Starring: Edward Norton, Colin Farrell, Jon Voight, Noah Emmerich

Director: Gavin O’ Connor

Screenplay: Joe Carnahan, Gavin O’ Connor

Cinematography: Declan Quinn

Original Score: Mark Isham

Running Time: 130 Mins.

Edward Norton provides something of a stamp of quality, unless of course he’s obligated to make a pap film (see The Italian Job), and even then his reluctant pantomime villainy is the highlight. So here we have what has been described by many a critic as a film pitched somewhere between Scorcese’s excellent Oscar winning The Departed, and the not so good We Own The Night. In truth the best comparison I would give is that of Narc. Sharing both a corrupt cop plot and a frantic almost documentary style of direction, one that Bourne also adopted albeit in a much more ‘polished’ way. This it would seem is not coincidental seeing as screen-writer Joe Carnahan also wrote and directer the superior Narc.  

The plot as it is, involves much corruption amongst a family of NYPD cops, four low level officers are slain during what on the surface appears to be a run of the mill raid gone wrong but on further investigation all is not what it seems and investigating officer Ray (Norton) along with brother Fran (Emmerich) become embroidelled in step-brother Jimmy’s (Farrell) less than honourable endeavours involving drug dealers and many a low-life. Overseeing the ensuing chaos is Dad Jon Voight, who seems to be drunk in the vast majority of his scenes.

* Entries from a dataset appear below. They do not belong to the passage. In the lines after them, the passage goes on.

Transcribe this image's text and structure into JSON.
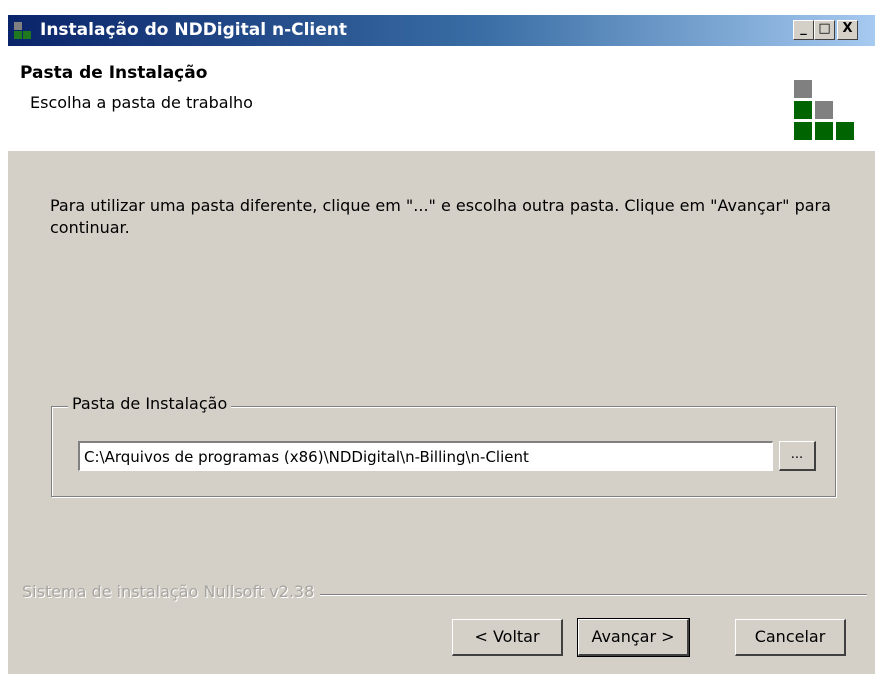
{
  "window": {
    "title": "Instalação do NDDigital n-Client",
    "controls": {
      "minimize": "_",
      "maximize": "□",
      "close": "X"
    }
  },
  "header": {
    "title": "Pasta de Instalação",
    "subtitle": "Escolha a pasta de trabalho"
  },
  "body": {
    "instructions": "Para utilizar uma pasta diferente, clique em \"...\" e escolha outra pasta. Clique em \"Avançar\" para continuar."
  },
  "install_folder": {
    "group_label": "Pasta de Instalação",
    "path_value": "C:\\Arquivos de programas (x86)\\NDDigital\\n-Billing\\n-Client",
    "browse_label": "..."
  },
  "footer": {
    "brand": "Sistema de instalação Nullsoft v2.38",
    "back_label": "< Voltar",
    "next_label": "Avançar >",
    "cancel_label": "Cancelar"
  },
  "colors": {
    "titlebar_start": "#0a246a",
    "titlebar_end": "#a6caf0",
    "logo_gray": "#808080",
    "logo_green": "#006400",
    "face": "#d4d0c8"
  }
}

The central trio shine and are simply the only thing that make this worth watching, lacking the polish of this years other very similarly themed film Street Kings, Pride & Glory succeeds in presenting us with yet another solid Norton performance (despite being very reminiscant of his performance in the latter half of American History X), and following his redeeming role In Bruges Farrell should see his star rise again, showing a very bullish side that often calls on his character to do some of the most despicable things I’ ve seen in a mainstream film, yet he still makes Jimmy likeable and sympathertic. Of the three it’s the least well known that puts in the best performance though, Emmerich is one to watch and makes a potentially boring ‘straight’ role and injects real pathos and emotion into it.

Emmerich is also dealt a subplot involving a dying wife, veering on schmaltzy it seems almost needless but in the context of his character it gives some real emotional heft. In fact it’s the family aspect of the story that works the best. Maybe it’s because we get a real sense of who these chracters are or maybe it just seems a lot more fresh and original. And that folks is the main problem, the script is so cliched that even the best actors can’t erase the whiff of ‘seen it all before’ territory.    


Punchy, and shocking in parts, with a solid acting trio at the centre, it’s a great shame that Pride & Glory just can’t shake that ‘seen it all before’ vibe. It would be disappointing but I never expected a great deal to begin with, file under worth a watch Friday night fare!